His comments set the stage for the contentious Irish issue to remain at the centre of talks over the next six weeks, ahead of a summit of European Union leaders in October that London continues to see as the deadline for a deal to be reached.

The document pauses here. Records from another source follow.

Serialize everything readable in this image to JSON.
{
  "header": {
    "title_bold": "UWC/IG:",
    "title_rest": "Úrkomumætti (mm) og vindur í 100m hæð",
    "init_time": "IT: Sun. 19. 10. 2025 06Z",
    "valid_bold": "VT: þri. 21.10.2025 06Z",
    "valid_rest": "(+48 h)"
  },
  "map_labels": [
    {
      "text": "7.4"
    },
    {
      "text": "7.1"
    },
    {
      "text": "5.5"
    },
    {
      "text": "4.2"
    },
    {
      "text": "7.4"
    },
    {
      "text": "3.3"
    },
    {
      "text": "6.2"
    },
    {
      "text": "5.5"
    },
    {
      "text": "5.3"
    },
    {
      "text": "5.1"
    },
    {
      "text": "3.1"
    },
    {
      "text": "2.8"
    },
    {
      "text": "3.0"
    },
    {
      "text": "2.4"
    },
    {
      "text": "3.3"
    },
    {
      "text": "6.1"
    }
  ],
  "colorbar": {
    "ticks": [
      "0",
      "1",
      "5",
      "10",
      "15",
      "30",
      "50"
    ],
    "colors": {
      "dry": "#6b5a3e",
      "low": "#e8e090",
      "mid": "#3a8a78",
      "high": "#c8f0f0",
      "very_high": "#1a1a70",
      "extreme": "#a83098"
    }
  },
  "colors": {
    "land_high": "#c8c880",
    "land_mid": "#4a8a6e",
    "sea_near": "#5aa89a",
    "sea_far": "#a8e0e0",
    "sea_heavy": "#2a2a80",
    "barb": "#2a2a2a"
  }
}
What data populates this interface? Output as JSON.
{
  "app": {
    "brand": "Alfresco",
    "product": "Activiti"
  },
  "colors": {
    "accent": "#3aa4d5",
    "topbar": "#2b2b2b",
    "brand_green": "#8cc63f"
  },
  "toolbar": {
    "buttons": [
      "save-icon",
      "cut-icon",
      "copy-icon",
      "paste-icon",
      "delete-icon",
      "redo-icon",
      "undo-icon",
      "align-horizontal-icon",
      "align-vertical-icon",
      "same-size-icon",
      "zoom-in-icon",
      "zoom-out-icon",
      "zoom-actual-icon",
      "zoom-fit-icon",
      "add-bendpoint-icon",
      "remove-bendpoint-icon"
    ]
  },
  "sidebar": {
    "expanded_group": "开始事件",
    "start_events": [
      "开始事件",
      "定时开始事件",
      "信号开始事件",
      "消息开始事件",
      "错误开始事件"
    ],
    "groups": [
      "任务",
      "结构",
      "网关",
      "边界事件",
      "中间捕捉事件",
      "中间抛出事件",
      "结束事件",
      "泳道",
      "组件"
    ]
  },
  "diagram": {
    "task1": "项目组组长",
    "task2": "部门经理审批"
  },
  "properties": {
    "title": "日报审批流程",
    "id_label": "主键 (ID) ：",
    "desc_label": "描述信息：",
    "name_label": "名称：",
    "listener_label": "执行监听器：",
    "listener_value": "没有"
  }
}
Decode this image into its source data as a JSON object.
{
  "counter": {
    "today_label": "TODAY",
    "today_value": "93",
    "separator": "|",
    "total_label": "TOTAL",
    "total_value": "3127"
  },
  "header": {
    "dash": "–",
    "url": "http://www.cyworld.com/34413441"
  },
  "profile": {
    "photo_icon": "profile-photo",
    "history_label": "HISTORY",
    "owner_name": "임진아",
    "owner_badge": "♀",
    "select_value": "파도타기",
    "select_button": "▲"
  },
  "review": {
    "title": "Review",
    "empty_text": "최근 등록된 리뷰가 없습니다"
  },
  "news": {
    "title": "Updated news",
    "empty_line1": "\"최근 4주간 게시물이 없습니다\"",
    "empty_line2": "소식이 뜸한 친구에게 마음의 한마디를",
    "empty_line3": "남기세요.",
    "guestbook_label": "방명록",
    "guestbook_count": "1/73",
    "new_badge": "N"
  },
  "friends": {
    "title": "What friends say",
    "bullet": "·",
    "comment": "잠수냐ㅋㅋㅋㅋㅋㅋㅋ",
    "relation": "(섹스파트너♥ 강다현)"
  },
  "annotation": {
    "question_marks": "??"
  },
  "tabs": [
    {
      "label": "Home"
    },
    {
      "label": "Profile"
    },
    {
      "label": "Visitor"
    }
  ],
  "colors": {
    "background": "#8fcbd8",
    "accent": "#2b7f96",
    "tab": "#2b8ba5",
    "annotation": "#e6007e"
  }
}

That threatens to erect an internal trade barrier in the Irish Sea between Northern Ireland and the rest of the UK.
The UK's Brexit secretary, Dominic Raab, told a joint press conference in Brussels that the wishes of all communities in Northern Ireland needed to be respected, in an indication that the British government will not accept checks unacceptable to the Democratic Unionist party.
EUROPEAN Union chief negotiator Michel Barnier warned that a no-deal Brexit was still a possibility, after comments he made on Wednesday were interpreted by investors as implying a successful outcome to talks with the United Kingdom was more likely.
"It's a matter of some urgency".
But both conceded the biggest issues remain unresolved. "With no backstop, there will be no agreement".
"On my side I am stubbornly optimistic that a deal is within our reach if both sides grasp the opportunity", Mr Raab said.
The pound held onto its earlier losses as Barnier's comments that without an Irish border backstop there would be no deal were seen dimming investor optimism.
"Barnier's comments are more nuanced and that has prompted a slight positioning switch towards sterling rather than a broader fundamental change towards the currency's outlook", said Neil Mellor, a senior currency strategist at BNY Mellon In London.
"I'm a negotiator, not a gambler", he said.
Giving credibility to the notion that the recent fears of a "no deal" - which has put the Pound under notable pressure - were overblown is an assessment by lead UK Brexit negotiator Dominic Raab that the finalisation of an initial deal was 80% complete.